There are a lot of perceived reverse mortgage risks being discussed in the media. Recently, the Philadelphia Inquirer published an article questioning weather reverse mortgages are too big of a risk for seniors. Forbes then published an article rebutting the Philadelphia newspaper’s claims. Certainly there are a lot of pros and cons to weigh when considering a reverse mortgage or any loan product, but fear should not drive a decision. Despite some concerns, borrowers should be aware that:

All reverse mortgage applicants are required to take independent loan counseling from a HUD certified counselor. This counselor is not a lender. Their job is to ensure that the homeowner understands the program.

All mortgage loans require that the homeowners pay property taxes, insurance, and any home owners’ dues on time. Defaults can result in foreclosure. This is not new.

New protections and changes to the reverse mortgage over the last few years have strengthened the product.

In the Forbes article, author Jack Guttentag who also runs the “Mortgage Professor” blog and loan comparison site, offered a more positive view:

“I view driving a car as a lot riskier than taking a reverse mortgage,” he wrote. “When you drive, you have no control over the maniacs on the road, but when you take a reverse mortgage, you are fully in charge of all the risks.”

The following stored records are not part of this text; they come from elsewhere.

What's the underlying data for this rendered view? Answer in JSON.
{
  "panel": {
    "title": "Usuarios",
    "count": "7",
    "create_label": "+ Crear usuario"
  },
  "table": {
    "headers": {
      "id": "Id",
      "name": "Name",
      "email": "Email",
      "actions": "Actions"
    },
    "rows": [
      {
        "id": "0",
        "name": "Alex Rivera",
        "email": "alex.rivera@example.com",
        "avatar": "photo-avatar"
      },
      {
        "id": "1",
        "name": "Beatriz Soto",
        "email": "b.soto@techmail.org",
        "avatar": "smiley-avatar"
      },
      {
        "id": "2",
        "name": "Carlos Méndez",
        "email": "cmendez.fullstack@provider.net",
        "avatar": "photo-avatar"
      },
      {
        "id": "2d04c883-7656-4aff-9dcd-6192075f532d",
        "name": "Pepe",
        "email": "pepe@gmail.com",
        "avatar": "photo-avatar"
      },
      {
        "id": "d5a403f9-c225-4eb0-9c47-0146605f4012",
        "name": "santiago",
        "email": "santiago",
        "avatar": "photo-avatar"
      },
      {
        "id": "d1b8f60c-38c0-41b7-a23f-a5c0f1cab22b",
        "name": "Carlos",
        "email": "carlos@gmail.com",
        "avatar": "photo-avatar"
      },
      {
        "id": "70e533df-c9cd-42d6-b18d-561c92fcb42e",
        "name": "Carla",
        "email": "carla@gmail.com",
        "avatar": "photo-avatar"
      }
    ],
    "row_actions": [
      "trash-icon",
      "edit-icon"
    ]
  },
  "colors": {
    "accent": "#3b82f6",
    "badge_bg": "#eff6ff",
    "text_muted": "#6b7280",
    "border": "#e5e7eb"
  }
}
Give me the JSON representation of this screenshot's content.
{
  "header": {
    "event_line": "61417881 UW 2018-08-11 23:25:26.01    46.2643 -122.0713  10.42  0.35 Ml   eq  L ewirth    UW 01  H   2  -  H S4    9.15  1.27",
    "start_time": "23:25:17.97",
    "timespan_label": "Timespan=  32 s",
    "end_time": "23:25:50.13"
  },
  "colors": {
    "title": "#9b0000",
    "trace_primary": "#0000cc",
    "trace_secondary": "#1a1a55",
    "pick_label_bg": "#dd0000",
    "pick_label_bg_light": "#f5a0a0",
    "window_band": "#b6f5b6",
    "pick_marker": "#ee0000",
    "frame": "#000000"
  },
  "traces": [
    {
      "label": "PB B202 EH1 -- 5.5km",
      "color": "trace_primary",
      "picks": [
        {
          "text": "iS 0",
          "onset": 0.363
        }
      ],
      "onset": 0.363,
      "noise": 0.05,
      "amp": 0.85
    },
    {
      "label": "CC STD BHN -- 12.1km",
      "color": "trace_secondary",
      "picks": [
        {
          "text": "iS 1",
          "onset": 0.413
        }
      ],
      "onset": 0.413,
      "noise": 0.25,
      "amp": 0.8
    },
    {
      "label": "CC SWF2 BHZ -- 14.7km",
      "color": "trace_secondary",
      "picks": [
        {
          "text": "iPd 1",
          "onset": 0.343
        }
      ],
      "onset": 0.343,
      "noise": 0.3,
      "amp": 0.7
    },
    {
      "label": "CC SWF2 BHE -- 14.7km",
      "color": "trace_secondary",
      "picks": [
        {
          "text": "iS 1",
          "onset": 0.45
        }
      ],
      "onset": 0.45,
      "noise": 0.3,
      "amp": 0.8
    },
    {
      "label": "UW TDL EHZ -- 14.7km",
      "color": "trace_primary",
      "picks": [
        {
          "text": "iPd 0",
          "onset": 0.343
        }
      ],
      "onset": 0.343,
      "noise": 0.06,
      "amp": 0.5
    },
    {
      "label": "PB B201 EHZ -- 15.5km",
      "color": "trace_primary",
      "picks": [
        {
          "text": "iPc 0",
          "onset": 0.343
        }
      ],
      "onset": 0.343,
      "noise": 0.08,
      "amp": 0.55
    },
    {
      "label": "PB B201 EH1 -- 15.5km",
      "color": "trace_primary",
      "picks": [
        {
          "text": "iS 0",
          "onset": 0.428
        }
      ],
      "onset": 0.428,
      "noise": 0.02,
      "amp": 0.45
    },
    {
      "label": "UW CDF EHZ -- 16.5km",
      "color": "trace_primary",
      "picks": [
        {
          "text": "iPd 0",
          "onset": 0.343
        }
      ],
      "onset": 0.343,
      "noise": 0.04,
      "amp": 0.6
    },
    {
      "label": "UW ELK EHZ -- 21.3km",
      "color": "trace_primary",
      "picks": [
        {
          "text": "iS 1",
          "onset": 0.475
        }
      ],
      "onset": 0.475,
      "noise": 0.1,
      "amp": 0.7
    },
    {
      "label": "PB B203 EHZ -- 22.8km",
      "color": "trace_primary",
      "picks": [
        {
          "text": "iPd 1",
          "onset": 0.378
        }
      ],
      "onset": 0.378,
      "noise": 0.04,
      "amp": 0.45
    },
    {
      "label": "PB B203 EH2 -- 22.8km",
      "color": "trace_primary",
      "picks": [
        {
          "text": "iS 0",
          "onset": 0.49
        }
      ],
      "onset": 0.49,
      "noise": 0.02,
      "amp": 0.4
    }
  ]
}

Learn why reverse mortgage risks should not outweigh the rewards in the full article.